John Hodgkins’ ramped and multi-levelled set with a calico screen and side legs, and sliding panels to denote interiors, is the canvas on which Marcus McShane’s lighting design and Johan Nortje’s AV designs paint the story’s pictures, abetted by sound from Nigel Collins, Ross Jolly and Paul Stent – suitably blood-curdling as and when required.
While it could benefit from being a whole lot spookier, there are a couple of strong dramatic moments – including the climactic one, which is a real crowd-pleaser.
So if you haven’t had enough of Sherlock Holmes and want to discover or reacquaint yourself with The Hound of the Baskervilles – in the wake of 11 films and a TV serial of that story alone – the bandwagon has pulled into Circa and awaits your bum.

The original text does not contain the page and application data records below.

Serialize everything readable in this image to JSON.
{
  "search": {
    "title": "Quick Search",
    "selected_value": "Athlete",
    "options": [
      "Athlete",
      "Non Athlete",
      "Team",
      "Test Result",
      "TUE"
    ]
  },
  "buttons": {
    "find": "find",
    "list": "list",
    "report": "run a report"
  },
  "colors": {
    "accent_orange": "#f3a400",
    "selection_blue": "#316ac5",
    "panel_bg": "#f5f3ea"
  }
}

A question does remain as to whether we want Wellington’s leading professional theatre to produce so much unchallenging fare. Certainly they are bringing in work developed elsewhere – not through the resources of Circa and the theatre Artists Charitable Trist (TACT) – that come closer to Dafoe’s criteria.
Even if the powers-that-be at Circa regard it as crucial to exploit the whodunit /suspense /thriller genre, why just regurgitate what everyone else has been feeding on? Why not commission a Kiwi writer to develop an ensemble adaptation of a Ronald Hugh Morrieson story, for example, with women included in the line up of course, to prove we are not mindlessly reclaiming the values of the eras we have nostalgia for?
Even better, how about checking Playmarket’s bourgeoning treasure-trove of unproduced New Zealand plays waiting in vain to be read let alone produced? The best-funded New Zealand theatre companies are surely honour-bound to make themselves aware of what is on offer and take the initiative in ensuring the good ones are produced. That surely is the least the New Zealand tax payer (and Lotto player) can aspire to for its investment.
“A cracking good yarn … Excellent … Highly enjoyable.” – Daily Telegraph
“Chillingly atmospheric… this fun show will really thrill. ” – The Observer